## EXCERPTED RECORDS
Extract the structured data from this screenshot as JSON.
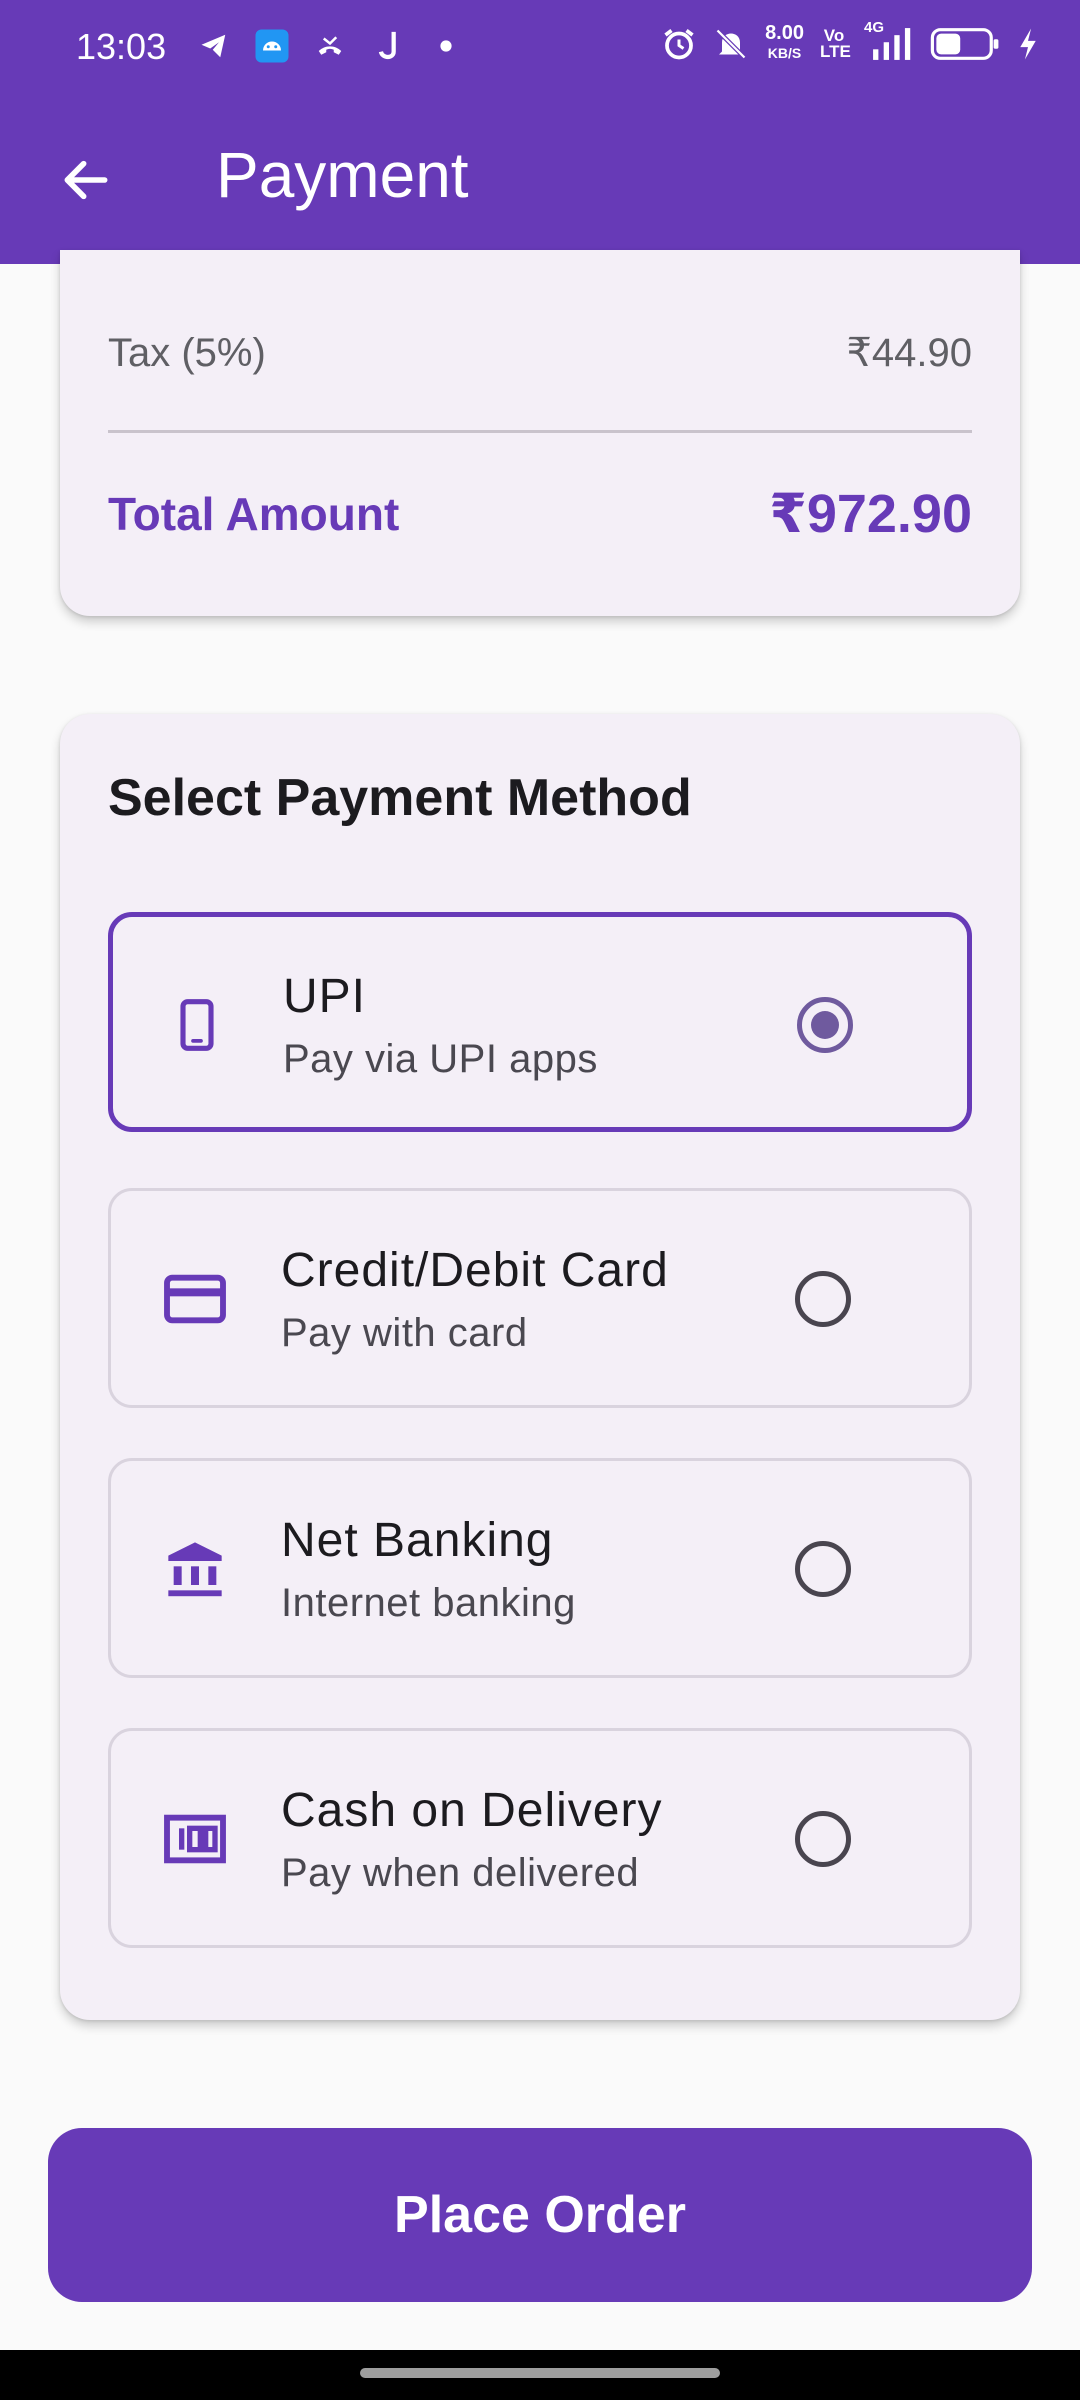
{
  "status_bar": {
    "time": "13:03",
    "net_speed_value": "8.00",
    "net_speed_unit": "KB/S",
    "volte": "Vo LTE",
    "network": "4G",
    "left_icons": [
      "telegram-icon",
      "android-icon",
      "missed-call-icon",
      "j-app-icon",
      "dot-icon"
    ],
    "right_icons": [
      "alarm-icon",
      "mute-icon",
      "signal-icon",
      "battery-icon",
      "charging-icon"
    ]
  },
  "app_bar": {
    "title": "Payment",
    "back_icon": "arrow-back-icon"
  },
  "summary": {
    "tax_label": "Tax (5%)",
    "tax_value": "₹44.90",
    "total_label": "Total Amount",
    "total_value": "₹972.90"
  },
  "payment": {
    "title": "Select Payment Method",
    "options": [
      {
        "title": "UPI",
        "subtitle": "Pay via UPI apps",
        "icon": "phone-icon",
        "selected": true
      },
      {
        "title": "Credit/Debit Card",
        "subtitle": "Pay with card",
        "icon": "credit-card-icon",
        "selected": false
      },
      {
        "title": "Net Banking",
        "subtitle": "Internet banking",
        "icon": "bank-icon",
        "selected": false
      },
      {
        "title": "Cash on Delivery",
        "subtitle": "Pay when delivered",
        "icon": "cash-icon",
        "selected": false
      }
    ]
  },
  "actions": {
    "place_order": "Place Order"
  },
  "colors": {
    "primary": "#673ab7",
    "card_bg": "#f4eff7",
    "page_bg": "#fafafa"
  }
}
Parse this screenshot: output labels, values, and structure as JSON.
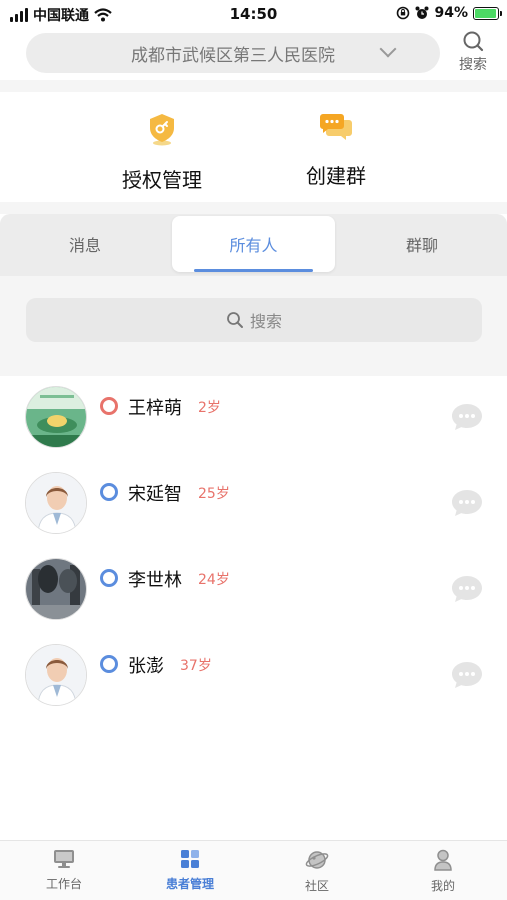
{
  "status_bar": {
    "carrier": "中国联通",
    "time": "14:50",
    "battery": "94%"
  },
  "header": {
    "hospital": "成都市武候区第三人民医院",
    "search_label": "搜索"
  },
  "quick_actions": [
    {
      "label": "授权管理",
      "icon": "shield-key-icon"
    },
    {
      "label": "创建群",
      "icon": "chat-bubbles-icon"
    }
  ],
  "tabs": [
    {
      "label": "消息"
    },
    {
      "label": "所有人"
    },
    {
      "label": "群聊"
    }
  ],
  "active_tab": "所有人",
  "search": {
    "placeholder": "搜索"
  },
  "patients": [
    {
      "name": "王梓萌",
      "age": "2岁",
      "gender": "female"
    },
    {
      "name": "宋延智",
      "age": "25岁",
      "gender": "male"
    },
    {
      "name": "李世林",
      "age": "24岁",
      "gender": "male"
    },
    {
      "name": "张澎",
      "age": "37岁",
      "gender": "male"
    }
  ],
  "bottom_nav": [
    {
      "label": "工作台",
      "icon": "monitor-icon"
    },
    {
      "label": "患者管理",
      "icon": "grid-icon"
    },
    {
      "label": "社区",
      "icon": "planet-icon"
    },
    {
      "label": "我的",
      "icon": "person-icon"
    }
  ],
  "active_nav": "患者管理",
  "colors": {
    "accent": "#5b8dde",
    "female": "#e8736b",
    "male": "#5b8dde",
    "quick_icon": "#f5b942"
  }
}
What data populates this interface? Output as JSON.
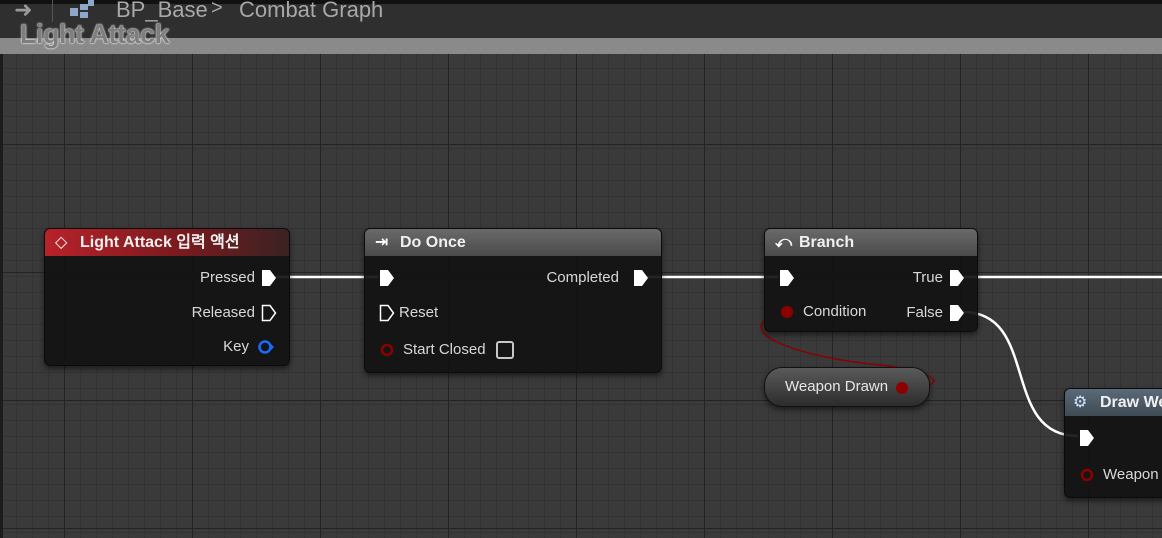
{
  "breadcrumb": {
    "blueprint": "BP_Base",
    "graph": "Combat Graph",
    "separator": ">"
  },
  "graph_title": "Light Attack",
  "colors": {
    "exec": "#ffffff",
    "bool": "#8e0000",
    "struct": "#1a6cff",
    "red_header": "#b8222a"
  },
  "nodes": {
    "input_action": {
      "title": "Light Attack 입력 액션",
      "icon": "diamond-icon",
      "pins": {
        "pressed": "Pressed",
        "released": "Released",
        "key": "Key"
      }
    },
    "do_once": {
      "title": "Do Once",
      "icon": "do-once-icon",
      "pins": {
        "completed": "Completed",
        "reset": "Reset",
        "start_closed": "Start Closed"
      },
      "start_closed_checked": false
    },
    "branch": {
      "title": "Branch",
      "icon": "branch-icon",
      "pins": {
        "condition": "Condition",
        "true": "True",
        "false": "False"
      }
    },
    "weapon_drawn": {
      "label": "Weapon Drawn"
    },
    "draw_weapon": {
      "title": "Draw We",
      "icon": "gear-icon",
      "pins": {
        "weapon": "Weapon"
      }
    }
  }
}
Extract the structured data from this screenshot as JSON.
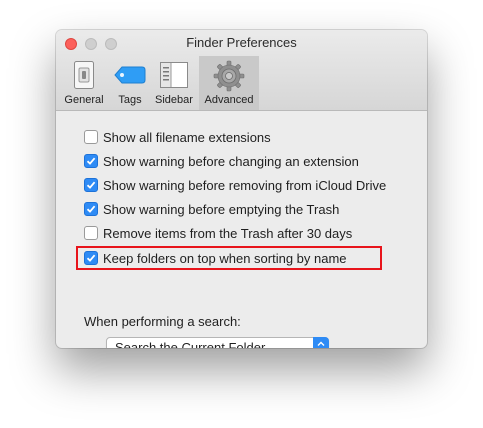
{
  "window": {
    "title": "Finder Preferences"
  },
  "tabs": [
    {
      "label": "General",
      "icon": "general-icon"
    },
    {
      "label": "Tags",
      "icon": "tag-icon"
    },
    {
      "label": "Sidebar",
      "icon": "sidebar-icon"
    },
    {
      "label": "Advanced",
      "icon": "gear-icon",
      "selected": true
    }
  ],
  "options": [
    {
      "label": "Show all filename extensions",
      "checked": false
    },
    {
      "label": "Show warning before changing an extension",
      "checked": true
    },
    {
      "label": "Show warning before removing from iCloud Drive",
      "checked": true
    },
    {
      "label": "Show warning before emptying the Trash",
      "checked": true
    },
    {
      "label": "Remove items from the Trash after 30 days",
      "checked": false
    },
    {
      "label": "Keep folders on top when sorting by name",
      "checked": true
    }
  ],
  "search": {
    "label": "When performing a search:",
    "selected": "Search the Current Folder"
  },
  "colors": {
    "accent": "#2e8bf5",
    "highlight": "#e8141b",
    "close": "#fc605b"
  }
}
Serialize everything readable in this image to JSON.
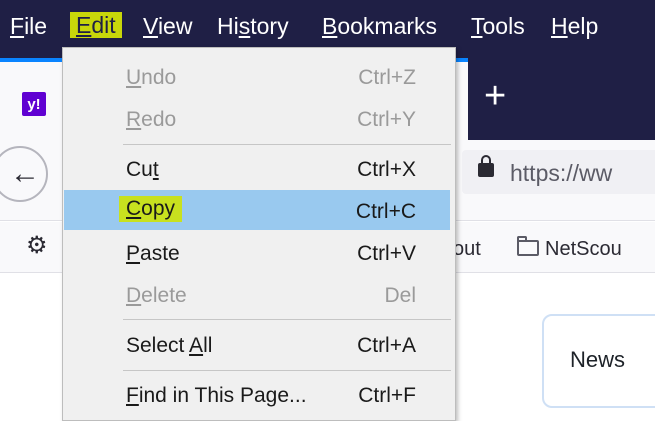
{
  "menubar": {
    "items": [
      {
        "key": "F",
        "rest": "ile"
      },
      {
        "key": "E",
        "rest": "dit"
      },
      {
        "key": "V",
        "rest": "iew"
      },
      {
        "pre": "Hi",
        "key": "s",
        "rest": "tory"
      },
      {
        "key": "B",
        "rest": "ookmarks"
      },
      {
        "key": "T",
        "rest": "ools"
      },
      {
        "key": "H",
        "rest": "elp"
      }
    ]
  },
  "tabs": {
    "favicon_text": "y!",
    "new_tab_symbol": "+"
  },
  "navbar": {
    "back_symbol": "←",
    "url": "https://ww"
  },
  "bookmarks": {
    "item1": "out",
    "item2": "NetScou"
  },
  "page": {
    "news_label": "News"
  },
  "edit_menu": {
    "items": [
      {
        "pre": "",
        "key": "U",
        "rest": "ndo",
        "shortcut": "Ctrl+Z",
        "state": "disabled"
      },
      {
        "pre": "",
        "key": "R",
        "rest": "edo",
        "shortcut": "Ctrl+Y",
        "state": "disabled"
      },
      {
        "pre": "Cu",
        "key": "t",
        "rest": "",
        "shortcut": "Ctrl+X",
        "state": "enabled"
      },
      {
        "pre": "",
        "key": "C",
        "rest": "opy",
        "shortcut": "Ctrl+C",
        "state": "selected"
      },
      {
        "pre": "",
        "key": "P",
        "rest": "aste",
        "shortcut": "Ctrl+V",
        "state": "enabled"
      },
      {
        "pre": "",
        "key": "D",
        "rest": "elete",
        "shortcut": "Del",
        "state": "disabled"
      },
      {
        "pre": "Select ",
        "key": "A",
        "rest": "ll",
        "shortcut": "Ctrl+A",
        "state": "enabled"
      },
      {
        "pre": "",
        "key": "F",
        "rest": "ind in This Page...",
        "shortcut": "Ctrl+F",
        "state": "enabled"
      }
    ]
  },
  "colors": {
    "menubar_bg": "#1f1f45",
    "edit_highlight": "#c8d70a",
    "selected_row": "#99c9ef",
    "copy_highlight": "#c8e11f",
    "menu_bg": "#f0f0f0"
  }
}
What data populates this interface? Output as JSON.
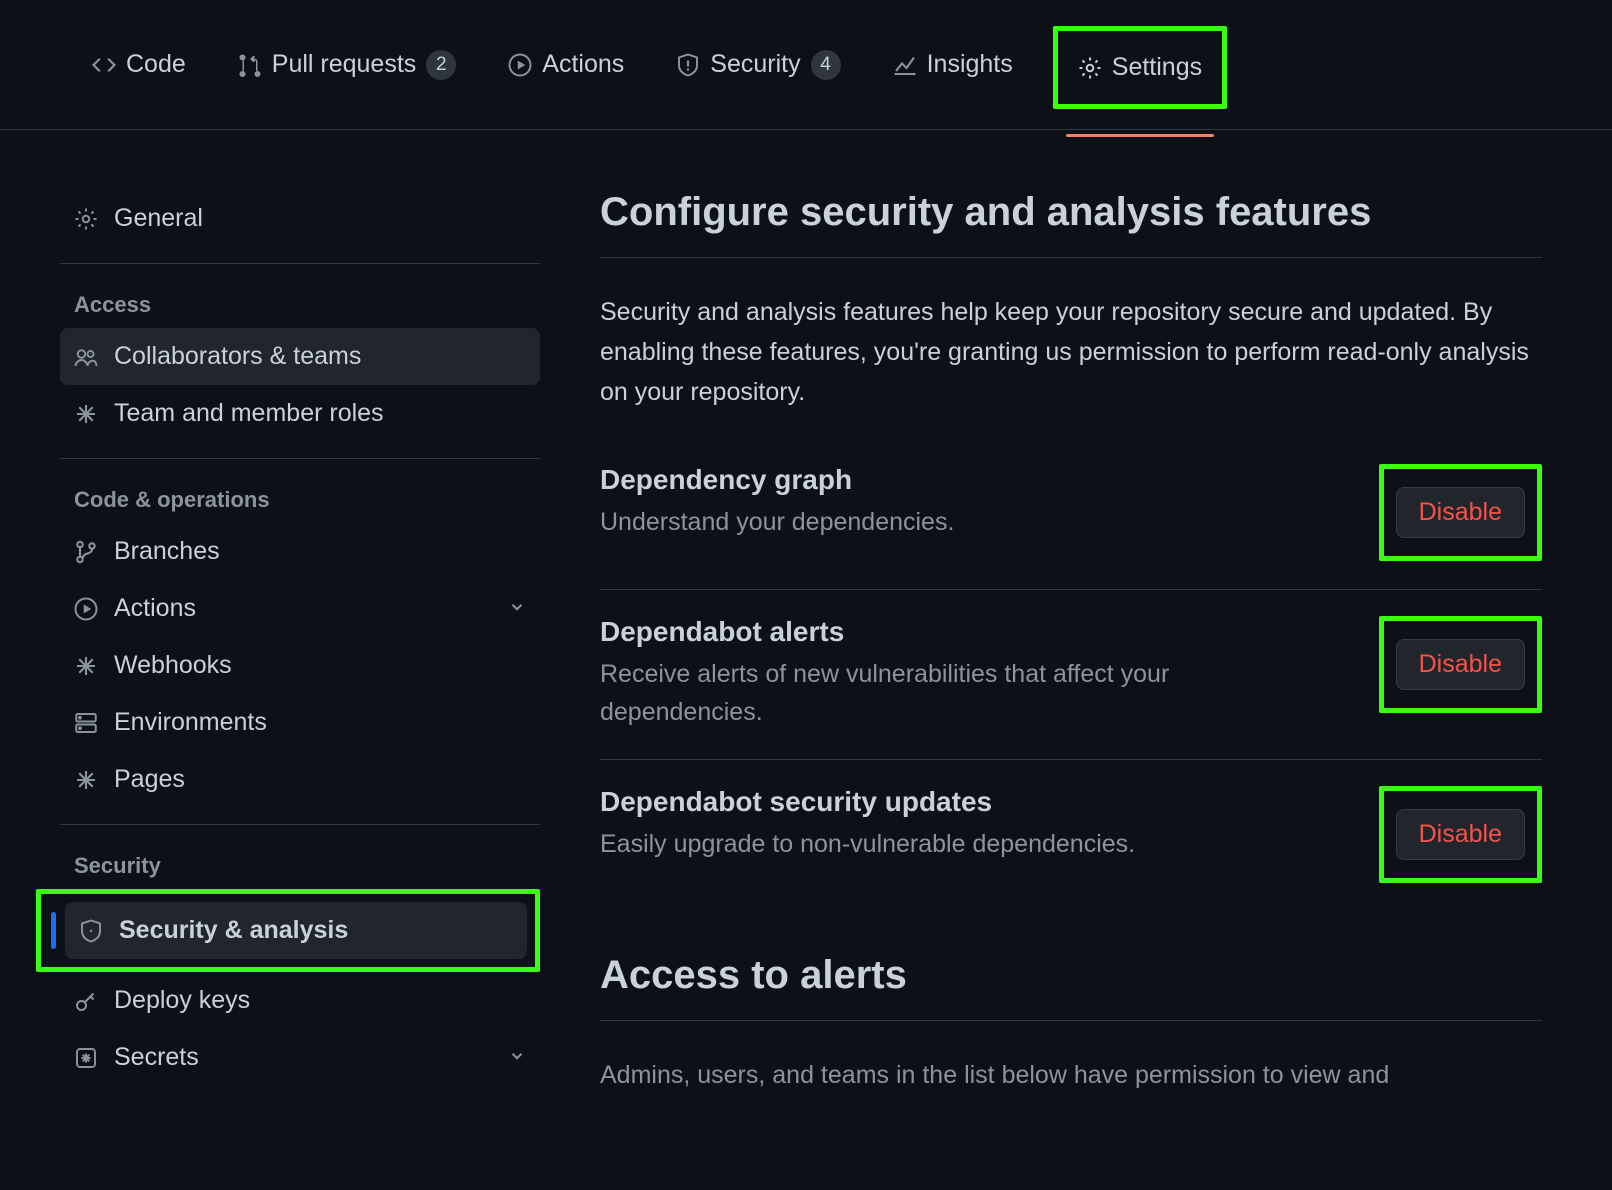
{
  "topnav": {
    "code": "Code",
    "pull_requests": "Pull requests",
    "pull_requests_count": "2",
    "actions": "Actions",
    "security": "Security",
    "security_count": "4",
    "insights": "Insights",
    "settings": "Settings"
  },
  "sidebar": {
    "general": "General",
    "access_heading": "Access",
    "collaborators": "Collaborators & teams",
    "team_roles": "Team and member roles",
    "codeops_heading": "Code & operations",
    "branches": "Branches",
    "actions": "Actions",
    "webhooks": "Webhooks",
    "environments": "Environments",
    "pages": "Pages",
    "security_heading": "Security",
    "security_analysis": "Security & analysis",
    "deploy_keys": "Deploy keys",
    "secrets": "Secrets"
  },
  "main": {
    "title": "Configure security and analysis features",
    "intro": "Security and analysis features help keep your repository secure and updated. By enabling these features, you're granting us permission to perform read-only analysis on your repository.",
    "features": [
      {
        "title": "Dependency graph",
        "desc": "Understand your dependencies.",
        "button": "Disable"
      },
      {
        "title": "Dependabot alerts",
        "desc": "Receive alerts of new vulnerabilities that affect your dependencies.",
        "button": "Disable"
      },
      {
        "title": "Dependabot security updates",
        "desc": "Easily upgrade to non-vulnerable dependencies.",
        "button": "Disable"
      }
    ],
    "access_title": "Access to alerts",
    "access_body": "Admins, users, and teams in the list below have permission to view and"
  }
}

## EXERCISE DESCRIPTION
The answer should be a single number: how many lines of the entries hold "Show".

## SOLUTION TO THIS PROBLEM
4